Communicating research to the public always seems like a really great idea... but I'm guessing that coming face to face with a journalist can be a nerve-racking experience. Most scientists I've spoken to have worried about whether the journalist will 'get it right' , misquote them or misrepresent their research. The British Science Association are offering researchers the chance to spend 3-8 weeks on a Media Fellowship to get first hand experience of how a news desk really works, what makes a 'story' and the deadlines that journalists work to.
Armed with that knowledge and understanding, you're likely to find it much easier to speak to journalists confidently in the future - something that is hard to escape with the current trends towards research with impact. The chance to develop your writing skills through preparing well-informed and accurate news pieces will also help with journal articles and funding applications in future.

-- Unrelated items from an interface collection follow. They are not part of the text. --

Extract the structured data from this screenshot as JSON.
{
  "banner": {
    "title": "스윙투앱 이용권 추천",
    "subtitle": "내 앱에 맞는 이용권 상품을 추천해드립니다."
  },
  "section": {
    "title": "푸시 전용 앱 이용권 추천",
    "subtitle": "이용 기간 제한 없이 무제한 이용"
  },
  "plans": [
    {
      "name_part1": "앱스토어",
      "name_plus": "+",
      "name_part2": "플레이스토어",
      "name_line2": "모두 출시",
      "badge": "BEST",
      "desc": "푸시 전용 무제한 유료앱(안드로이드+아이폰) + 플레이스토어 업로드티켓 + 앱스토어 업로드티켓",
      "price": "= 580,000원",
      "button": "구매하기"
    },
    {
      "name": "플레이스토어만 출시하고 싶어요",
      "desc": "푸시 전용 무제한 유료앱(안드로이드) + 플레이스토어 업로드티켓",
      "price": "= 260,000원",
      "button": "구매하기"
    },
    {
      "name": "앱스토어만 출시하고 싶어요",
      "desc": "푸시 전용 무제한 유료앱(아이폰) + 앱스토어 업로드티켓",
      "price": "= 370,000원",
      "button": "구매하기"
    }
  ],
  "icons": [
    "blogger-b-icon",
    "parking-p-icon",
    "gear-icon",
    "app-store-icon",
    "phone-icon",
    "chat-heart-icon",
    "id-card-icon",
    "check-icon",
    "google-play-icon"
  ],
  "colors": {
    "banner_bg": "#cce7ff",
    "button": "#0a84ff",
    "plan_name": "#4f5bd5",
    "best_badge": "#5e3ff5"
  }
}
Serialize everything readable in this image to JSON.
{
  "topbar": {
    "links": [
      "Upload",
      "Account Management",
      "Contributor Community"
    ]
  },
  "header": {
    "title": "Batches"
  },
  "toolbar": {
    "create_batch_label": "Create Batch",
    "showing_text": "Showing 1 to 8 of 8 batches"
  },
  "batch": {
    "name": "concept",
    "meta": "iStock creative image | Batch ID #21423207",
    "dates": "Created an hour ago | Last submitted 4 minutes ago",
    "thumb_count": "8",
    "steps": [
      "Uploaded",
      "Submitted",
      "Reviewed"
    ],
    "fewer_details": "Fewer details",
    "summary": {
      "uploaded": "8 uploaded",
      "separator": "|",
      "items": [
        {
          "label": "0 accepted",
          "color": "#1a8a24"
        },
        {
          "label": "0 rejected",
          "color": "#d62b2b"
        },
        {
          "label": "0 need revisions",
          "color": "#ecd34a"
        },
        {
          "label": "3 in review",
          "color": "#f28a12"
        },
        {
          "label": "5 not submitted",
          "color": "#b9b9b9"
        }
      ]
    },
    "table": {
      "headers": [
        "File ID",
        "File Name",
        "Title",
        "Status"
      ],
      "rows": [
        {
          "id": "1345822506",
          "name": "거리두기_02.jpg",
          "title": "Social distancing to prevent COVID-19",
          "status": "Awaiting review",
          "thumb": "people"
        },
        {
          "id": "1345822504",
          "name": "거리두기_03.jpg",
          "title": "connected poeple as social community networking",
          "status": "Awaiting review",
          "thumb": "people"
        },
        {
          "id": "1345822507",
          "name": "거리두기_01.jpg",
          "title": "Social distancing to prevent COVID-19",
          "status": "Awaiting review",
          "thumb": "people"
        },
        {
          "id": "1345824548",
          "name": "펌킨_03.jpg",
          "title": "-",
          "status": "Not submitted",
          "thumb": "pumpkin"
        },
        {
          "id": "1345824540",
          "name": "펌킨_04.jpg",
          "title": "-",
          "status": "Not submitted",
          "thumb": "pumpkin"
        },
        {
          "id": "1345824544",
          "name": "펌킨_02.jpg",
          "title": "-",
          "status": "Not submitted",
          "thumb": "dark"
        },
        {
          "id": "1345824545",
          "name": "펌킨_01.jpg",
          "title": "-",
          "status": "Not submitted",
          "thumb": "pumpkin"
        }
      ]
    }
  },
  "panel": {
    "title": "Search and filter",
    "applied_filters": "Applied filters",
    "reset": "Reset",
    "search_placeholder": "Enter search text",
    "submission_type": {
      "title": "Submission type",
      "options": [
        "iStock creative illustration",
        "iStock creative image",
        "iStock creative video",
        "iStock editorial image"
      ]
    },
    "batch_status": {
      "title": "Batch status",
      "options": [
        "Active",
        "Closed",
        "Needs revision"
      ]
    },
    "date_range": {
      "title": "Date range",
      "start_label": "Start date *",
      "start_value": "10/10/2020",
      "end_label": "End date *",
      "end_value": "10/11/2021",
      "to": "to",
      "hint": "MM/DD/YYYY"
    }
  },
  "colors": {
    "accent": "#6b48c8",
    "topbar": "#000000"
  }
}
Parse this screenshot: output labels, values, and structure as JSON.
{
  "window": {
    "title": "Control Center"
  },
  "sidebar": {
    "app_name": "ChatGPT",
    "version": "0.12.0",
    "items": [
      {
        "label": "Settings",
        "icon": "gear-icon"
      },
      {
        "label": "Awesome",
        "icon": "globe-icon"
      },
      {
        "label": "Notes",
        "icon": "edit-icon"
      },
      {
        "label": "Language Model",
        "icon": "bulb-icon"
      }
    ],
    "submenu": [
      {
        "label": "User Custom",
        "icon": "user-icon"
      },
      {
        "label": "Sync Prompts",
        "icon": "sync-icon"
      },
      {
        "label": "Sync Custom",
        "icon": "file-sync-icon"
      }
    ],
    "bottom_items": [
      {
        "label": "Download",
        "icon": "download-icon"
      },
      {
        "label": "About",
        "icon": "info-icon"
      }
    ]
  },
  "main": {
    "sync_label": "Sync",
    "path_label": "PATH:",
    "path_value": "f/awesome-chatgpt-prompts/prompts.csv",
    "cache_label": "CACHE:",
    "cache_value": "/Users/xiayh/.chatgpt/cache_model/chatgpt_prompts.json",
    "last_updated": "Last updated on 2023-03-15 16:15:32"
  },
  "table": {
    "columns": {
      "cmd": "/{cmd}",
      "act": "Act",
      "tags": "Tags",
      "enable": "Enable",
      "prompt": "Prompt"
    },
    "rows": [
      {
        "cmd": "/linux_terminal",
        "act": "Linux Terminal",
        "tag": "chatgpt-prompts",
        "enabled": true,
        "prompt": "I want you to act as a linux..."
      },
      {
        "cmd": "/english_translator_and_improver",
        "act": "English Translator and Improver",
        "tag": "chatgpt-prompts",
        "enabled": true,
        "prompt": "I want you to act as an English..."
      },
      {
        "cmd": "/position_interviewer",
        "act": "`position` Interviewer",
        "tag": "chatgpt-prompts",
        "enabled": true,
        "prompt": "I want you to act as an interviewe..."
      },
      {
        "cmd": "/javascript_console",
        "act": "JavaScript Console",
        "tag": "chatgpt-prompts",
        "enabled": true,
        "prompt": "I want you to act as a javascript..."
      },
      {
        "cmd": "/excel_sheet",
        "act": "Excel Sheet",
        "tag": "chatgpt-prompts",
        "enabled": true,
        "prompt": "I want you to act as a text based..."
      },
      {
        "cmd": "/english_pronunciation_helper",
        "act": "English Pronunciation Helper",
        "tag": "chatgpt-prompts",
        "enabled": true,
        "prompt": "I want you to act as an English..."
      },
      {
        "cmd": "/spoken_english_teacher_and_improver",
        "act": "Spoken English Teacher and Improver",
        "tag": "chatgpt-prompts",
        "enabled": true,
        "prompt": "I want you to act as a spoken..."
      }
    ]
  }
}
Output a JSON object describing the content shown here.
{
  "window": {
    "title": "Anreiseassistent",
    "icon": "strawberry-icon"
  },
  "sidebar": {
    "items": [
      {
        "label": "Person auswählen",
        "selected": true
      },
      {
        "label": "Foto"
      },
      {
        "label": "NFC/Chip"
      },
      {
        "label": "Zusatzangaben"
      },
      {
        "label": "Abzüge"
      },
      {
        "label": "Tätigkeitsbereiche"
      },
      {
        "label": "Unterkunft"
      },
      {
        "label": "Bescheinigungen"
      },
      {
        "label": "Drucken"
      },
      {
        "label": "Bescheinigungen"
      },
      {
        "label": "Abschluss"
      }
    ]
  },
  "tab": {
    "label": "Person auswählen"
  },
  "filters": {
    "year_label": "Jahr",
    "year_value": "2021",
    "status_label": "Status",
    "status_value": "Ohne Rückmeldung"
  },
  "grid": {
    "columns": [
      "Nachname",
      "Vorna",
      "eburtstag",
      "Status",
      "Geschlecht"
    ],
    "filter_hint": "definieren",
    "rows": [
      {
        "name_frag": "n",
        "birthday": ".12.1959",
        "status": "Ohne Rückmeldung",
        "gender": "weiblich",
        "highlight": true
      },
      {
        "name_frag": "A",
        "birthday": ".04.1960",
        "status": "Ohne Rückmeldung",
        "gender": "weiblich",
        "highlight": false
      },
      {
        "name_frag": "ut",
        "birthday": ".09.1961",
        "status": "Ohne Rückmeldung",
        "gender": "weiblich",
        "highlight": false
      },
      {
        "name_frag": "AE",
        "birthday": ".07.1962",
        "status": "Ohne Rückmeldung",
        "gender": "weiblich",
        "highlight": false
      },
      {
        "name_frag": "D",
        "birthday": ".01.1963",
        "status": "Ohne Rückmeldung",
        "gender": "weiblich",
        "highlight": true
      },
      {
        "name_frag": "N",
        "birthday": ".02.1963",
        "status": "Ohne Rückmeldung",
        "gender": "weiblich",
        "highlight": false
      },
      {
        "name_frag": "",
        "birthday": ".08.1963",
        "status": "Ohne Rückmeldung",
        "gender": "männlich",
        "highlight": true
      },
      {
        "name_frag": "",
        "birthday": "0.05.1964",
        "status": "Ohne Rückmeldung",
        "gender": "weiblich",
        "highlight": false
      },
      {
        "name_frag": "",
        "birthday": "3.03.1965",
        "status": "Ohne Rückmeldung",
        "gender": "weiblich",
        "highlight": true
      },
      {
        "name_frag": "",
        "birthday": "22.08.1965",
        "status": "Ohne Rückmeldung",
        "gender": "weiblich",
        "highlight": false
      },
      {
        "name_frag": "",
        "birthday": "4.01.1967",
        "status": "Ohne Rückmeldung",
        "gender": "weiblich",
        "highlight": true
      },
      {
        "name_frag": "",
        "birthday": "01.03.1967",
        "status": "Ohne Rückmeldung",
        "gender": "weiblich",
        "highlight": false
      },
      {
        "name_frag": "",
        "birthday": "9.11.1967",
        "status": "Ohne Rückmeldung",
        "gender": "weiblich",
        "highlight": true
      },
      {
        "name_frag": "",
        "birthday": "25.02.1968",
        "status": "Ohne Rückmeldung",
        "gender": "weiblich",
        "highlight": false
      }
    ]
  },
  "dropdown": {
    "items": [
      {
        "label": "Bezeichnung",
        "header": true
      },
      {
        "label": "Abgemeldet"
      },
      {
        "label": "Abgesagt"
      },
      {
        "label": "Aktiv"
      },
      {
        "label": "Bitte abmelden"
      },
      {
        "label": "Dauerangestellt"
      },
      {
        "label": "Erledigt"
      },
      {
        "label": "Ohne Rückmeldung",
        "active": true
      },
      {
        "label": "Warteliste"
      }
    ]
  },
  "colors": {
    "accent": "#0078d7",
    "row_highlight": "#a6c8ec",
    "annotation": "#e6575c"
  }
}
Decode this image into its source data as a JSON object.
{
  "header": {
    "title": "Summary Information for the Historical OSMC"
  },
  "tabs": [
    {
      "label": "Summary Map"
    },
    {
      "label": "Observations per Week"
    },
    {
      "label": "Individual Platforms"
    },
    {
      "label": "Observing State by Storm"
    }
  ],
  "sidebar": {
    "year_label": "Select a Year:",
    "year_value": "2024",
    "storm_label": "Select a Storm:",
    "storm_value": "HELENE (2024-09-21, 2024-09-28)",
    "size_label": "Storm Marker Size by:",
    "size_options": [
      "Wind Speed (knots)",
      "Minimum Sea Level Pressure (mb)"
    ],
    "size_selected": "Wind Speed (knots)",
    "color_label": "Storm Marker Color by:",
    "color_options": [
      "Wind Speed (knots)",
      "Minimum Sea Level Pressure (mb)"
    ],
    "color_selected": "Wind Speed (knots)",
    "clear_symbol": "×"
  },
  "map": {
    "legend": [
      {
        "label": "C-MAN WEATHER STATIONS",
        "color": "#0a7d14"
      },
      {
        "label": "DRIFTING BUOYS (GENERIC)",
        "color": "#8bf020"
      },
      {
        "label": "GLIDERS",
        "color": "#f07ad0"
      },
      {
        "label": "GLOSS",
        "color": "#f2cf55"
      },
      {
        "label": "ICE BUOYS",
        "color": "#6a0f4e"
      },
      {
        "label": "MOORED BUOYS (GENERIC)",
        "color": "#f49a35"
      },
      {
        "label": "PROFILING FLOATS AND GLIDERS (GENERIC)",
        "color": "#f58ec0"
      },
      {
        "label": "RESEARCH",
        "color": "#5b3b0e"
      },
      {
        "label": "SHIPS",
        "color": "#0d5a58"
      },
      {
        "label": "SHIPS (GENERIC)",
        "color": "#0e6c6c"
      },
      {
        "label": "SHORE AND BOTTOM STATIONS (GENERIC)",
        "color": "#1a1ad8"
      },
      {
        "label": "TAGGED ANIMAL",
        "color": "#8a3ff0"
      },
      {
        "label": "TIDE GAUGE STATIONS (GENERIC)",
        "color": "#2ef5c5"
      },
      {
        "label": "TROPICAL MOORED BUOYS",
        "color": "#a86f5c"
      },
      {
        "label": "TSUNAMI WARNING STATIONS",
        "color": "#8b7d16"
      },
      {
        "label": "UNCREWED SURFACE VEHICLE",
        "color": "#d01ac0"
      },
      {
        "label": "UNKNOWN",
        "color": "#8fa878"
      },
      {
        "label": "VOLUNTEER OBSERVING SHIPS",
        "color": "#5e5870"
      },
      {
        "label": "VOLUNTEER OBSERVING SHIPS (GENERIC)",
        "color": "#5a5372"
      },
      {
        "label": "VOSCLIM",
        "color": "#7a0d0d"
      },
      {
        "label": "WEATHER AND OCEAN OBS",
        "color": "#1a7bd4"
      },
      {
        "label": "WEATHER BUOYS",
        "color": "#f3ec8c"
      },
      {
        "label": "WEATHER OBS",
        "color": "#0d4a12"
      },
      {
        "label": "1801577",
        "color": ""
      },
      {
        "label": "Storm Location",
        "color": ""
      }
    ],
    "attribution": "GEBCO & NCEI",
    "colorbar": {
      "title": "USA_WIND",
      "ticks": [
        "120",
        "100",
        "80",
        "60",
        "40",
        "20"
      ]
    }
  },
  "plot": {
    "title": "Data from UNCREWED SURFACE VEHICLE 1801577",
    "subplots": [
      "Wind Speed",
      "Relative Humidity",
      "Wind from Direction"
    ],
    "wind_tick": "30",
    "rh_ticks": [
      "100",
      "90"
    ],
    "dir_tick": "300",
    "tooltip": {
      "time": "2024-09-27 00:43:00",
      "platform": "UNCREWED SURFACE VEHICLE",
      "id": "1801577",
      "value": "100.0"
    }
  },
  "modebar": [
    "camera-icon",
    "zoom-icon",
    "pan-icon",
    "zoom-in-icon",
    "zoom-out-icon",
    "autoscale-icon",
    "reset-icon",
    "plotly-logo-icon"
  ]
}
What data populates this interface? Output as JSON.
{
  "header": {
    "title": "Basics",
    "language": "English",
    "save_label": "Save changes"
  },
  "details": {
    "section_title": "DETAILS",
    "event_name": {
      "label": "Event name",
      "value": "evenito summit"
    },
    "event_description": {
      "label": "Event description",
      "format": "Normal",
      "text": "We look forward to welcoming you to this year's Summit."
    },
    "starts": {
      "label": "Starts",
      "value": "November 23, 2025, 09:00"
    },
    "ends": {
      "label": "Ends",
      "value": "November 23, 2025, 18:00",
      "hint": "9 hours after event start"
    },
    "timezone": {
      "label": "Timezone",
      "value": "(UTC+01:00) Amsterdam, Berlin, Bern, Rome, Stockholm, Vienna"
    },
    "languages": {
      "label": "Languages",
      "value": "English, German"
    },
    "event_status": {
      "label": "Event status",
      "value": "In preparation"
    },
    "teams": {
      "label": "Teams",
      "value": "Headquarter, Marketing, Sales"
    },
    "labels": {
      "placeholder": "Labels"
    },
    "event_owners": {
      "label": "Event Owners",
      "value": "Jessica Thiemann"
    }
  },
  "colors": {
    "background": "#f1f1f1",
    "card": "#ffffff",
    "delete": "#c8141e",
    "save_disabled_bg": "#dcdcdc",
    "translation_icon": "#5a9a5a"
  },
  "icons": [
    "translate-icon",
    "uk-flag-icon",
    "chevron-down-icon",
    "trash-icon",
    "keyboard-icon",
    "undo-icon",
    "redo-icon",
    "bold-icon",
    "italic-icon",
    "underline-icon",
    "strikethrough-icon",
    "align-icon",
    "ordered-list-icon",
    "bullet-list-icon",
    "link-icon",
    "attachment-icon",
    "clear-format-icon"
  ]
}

Previous hosts for the Fellowship have included The Guardian, Nature, BBC News and The Times. Glasgow Researcher Pat Monaghan spent 3 weeks at the Scotsman in 2009 and has written about her experiences in the FBLS Christmas newsletter.
The deadline for applications is 2 March 2010